(Excerpts from an interface dataset)
· · · · ·
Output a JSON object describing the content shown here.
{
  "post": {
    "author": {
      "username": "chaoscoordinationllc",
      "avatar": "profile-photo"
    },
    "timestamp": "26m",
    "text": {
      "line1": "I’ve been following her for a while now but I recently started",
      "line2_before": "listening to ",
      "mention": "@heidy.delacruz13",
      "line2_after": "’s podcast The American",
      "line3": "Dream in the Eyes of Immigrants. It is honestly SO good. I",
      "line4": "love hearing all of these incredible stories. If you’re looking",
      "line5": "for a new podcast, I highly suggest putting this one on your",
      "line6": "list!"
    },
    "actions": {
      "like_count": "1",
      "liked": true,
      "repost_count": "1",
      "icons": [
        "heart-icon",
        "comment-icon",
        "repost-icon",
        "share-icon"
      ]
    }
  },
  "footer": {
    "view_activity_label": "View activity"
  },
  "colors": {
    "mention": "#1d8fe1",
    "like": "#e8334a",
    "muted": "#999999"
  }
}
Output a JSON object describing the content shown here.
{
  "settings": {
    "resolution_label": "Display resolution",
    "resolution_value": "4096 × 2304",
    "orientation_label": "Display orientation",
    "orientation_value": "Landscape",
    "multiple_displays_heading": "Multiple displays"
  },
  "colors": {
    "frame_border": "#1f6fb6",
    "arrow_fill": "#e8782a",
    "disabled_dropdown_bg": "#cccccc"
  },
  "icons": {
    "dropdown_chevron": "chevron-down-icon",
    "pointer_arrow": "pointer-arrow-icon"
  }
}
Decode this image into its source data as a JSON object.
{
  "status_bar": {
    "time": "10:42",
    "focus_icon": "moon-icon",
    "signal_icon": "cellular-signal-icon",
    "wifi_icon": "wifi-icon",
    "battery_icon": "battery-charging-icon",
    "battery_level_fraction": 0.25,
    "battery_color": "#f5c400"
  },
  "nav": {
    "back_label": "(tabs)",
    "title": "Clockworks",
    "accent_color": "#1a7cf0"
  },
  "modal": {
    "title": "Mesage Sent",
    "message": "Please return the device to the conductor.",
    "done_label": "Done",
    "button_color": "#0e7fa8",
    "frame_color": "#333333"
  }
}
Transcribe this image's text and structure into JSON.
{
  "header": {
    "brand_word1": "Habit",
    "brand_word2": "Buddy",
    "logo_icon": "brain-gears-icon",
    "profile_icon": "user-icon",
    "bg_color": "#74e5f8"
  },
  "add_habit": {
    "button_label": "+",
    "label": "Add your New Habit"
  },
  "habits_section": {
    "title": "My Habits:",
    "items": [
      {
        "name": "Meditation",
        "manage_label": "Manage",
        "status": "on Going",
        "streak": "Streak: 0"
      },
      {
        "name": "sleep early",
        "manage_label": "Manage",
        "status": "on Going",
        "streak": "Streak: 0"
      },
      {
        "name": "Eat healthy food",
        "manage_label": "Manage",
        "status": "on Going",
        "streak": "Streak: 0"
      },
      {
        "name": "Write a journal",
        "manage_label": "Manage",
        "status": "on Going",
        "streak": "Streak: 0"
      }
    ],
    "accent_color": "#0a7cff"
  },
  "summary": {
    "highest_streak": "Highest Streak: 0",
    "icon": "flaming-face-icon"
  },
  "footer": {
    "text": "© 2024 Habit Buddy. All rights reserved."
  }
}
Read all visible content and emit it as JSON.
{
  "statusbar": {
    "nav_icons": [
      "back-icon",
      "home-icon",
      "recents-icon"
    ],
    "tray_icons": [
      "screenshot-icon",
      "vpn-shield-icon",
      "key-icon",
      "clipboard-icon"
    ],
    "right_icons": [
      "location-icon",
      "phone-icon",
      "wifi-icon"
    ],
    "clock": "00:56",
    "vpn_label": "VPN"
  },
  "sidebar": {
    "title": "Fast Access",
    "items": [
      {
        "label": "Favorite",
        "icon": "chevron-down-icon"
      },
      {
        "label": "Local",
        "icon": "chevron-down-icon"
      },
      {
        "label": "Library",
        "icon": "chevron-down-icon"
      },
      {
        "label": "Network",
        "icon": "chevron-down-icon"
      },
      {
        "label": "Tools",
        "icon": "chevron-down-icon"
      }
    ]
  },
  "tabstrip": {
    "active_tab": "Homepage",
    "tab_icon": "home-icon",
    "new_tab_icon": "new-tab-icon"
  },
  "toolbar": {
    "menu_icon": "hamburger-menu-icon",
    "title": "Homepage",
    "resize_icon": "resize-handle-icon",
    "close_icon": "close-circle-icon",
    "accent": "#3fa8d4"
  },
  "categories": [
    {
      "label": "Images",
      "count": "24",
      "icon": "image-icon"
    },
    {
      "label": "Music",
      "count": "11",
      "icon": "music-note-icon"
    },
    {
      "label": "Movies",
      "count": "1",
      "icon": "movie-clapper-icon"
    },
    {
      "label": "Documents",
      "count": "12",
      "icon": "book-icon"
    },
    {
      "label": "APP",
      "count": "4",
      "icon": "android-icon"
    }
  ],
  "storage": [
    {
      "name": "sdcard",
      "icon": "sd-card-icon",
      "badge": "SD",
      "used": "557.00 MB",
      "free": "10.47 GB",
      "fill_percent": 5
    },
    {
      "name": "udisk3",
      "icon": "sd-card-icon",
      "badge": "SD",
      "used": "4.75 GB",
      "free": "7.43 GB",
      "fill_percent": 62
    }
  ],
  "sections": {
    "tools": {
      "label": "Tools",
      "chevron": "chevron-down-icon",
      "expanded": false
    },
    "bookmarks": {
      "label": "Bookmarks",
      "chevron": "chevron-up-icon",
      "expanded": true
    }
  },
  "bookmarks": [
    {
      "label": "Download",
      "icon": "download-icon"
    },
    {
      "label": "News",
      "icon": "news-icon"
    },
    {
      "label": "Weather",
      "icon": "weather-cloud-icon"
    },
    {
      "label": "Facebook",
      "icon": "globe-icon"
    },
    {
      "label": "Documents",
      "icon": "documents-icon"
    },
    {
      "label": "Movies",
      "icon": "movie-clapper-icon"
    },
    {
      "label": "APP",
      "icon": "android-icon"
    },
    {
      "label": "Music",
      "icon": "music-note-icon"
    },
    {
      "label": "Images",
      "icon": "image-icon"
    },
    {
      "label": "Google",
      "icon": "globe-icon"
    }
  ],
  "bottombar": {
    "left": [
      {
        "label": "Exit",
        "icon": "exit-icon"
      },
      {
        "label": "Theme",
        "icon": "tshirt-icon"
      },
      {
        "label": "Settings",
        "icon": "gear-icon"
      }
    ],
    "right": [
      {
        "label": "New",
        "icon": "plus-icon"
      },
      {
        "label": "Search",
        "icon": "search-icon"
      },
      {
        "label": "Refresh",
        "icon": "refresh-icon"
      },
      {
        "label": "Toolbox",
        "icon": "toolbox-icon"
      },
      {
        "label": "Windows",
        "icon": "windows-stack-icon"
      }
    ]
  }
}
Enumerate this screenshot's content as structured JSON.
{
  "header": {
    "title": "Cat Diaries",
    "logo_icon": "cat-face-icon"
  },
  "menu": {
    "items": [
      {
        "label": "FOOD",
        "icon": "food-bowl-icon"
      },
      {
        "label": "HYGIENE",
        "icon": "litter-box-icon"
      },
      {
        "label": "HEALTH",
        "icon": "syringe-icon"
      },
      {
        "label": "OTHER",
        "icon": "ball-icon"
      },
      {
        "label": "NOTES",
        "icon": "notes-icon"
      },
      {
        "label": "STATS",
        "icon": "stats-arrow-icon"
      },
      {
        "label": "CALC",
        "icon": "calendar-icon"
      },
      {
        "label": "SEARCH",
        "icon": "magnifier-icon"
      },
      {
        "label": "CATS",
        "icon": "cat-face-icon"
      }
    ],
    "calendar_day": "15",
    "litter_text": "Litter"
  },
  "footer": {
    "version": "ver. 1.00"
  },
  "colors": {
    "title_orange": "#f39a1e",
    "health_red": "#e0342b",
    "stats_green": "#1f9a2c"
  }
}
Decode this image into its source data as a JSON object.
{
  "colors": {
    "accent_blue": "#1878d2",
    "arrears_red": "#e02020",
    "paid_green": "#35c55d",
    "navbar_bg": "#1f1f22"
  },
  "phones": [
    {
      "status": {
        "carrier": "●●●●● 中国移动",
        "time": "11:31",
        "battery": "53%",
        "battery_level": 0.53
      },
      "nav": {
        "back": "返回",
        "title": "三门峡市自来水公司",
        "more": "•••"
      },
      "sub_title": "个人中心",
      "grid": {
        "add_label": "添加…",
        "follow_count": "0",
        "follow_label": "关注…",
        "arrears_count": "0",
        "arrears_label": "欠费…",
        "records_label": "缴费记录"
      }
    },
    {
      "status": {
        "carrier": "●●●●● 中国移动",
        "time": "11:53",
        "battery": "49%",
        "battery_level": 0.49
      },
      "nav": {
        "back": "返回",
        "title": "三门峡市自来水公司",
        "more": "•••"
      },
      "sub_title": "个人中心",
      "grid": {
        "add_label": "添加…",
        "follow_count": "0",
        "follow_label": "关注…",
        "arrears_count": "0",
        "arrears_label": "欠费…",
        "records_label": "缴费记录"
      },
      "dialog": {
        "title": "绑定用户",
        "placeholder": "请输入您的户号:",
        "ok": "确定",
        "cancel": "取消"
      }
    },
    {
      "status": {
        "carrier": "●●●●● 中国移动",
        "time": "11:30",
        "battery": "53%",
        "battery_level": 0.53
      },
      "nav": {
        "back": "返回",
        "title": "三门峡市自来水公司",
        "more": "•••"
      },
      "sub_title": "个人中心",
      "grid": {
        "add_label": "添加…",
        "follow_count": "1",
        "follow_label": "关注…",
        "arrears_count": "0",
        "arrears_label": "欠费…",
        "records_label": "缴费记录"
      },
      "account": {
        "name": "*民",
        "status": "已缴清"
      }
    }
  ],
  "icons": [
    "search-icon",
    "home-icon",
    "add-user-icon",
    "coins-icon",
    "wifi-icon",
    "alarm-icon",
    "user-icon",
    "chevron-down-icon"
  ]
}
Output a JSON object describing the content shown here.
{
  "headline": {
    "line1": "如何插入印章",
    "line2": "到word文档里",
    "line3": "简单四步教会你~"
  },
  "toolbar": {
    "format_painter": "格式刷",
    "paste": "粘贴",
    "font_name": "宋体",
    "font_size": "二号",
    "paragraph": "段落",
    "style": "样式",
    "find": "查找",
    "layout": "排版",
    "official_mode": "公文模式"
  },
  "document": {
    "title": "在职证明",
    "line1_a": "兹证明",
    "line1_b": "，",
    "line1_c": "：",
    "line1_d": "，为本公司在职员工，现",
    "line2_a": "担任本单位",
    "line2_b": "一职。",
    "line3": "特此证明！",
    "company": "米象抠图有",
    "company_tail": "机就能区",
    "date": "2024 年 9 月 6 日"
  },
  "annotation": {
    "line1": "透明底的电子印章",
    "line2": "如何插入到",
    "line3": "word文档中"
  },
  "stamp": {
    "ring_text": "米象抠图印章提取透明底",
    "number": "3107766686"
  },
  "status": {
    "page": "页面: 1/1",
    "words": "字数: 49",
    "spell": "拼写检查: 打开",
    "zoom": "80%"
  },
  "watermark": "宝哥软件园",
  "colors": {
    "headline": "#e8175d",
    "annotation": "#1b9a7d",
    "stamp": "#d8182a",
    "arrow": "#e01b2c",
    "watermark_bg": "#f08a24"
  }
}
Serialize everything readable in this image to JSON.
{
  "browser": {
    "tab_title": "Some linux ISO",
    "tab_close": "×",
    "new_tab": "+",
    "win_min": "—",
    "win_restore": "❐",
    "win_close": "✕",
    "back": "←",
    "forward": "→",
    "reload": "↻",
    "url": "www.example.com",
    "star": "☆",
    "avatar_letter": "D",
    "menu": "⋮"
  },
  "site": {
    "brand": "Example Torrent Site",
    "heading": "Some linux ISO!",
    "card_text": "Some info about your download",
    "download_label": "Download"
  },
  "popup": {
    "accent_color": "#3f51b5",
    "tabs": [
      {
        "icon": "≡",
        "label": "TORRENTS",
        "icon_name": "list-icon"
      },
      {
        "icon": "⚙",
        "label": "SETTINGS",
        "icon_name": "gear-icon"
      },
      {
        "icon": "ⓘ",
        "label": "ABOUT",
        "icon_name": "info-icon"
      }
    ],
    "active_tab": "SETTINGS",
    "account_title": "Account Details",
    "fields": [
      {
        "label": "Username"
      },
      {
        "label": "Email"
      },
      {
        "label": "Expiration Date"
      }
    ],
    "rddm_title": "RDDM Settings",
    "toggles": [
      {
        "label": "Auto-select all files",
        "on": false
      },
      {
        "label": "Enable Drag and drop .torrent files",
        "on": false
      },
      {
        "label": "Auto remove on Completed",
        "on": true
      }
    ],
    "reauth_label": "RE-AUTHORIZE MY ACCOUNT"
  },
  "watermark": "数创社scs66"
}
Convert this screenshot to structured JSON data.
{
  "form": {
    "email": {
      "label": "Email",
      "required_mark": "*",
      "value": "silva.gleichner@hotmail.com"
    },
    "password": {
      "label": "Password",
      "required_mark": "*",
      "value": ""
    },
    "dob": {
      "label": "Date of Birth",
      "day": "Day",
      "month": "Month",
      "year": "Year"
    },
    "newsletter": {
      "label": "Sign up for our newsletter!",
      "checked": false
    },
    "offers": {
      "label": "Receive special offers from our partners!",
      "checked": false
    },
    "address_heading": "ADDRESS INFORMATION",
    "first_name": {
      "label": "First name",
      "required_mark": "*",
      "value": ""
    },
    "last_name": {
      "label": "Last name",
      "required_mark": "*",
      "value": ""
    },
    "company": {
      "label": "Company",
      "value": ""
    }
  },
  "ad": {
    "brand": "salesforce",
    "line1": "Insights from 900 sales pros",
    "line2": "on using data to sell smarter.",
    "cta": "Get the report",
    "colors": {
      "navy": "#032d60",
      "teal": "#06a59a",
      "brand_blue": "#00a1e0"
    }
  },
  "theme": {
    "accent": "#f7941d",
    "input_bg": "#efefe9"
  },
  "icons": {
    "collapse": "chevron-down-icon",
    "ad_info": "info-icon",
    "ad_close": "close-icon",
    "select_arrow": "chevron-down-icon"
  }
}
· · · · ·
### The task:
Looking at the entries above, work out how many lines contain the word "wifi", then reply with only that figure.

### Task output:
3